Picking bluebonnets is legal across the state, though some Texas cities ban it by ordinance. Still, a safe bet is “grow your own,” said Dr. Larry Stein.
Known as a biannual, bluebonnets germinate in the fall but bloom in the spring, he said. Fall is the best time to plant them, and with heavier fall rains, bluebonnets germinate well. Their seeds are known for a hard coat that can take years to germinate naturally, Stein explained. But seeds scarified to grow when planted are readily available online.
Often, the most prolific displays of color are seen alongside roads and highways.
Stein said picking the flower on the side of the road is legal with the exception of certain cities. But the best policy is to avoid picking wildflowers altogether and to just grow them. At all costs, he said, avoid trespassing on private property.
Bluebonnets are a welcome sign of spring known throughout the state of Texas, and this year is no exception.
The blooming season tends to last about six weeks. This year started early, at the end of January and beginning of February; whereas they are typically seen closer to March.
Different colors of bluebonnets include pink, white, red and maroon, Stein explained.
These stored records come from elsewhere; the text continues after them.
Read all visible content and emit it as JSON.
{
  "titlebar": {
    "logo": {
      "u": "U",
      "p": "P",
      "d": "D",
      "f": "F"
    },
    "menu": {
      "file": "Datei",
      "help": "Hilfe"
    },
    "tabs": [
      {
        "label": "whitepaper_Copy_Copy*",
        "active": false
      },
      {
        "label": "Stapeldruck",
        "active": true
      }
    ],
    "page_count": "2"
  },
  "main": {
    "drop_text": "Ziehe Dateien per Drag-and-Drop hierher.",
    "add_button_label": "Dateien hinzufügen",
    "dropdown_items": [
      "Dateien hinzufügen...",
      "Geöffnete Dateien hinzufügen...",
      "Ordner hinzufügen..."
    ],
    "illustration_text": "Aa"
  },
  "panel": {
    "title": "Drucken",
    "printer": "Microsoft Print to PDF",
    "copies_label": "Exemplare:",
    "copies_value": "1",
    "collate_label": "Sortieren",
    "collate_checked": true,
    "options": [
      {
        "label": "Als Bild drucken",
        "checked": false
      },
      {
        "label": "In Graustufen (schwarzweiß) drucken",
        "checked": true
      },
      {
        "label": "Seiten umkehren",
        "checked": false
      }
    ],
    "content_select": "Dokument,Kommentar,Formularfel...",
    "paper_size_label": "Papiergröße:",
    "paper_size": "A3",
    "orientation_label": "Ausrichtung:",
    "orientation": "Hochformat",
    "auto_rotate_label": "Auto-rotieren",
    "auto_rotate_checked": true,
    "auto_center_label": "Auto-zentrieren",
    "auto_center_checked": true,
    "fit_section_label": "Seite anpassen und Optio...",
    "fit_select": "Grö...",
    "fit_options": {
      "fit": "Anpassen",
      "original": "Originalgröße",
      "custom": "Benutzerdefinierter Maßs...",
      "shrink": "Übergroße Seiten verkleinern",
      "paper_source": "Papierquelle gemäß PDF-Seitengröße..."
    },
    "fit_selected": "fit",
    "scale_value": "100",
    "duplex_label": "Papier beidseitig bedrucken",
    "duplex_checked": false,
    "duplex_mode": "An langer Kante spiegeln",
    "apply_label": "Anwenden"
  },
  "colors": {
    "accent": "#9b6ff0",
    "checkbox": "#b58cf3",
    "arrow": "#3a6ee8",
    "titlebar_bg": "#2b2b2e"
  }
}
However, in order to maintain one specific color, isolate the color and pull out the other colors around it.
With the fall’s abundant rains and a bluebonnet’s natural ability to withstand formidable winters, this year’s show has been nothing short of spectacular, Stein said.
Through the application of science-based knowledge, AgriLife Extension creates high-quality, relevant continuing education that encourages lasting and effective change.